Dry leaf: overwhelming aromas of roasted peaches, apricots and figs.
Wet leaf: Even. More. Overwhelming. Aromas.
This is either going to be the best Yunnan I’ve had, or it is going to be so bold and sweet I’ll absolutely hate it. But, that will be a matter of my taste, not the quality of the tea. “Rare” grade, indeed.
1st ~ Aaannnd… mmmmmmm… Oh. Man. When I go through these long stretches of saving money buying tea at the market instead of ordering direct, I forget just HOW MUCH BETTER these teas are than what you can get from big retailers.
For all the boldness in the leaf this is a remarkably shy first steep. Cacao (not cocoa), fig and a mild finishing astringency which keeps the sweetness from becoming too cloying.
2nd ~ This is making me want to either re-locate my work computer into the kitchen next to the kettle, or move the kettle into the office next to my computer. I can’t keep my cup full long enough or refill it quickly enough.

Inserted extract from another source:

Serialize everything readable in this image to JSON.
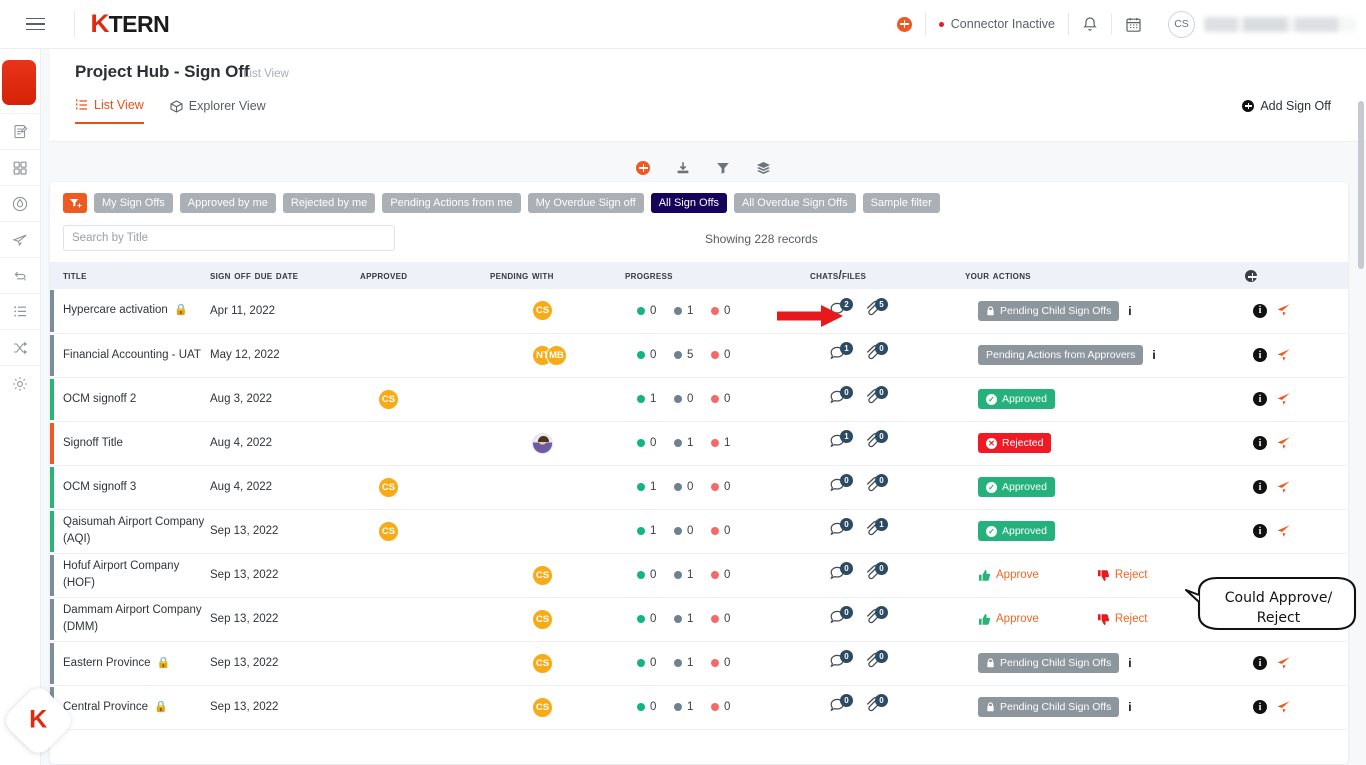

This tea helps you understand why people started adding honey to lesser teas. The roasted fruit is mellowing into more like a buckwheat honey (if you have never had very dark amber, buckwheat honey, it will COMPLETELY change how you think about honey) and the balance of the fast sweetness and lingering dryness remains intact.
3rd ~ Already even softer. Perhaps the exchange for this amazing flavor profile is that the candle is burning at both ends and we may only get but a handful of steeps from the leaf.
All in all, a FANTASTIC leaf.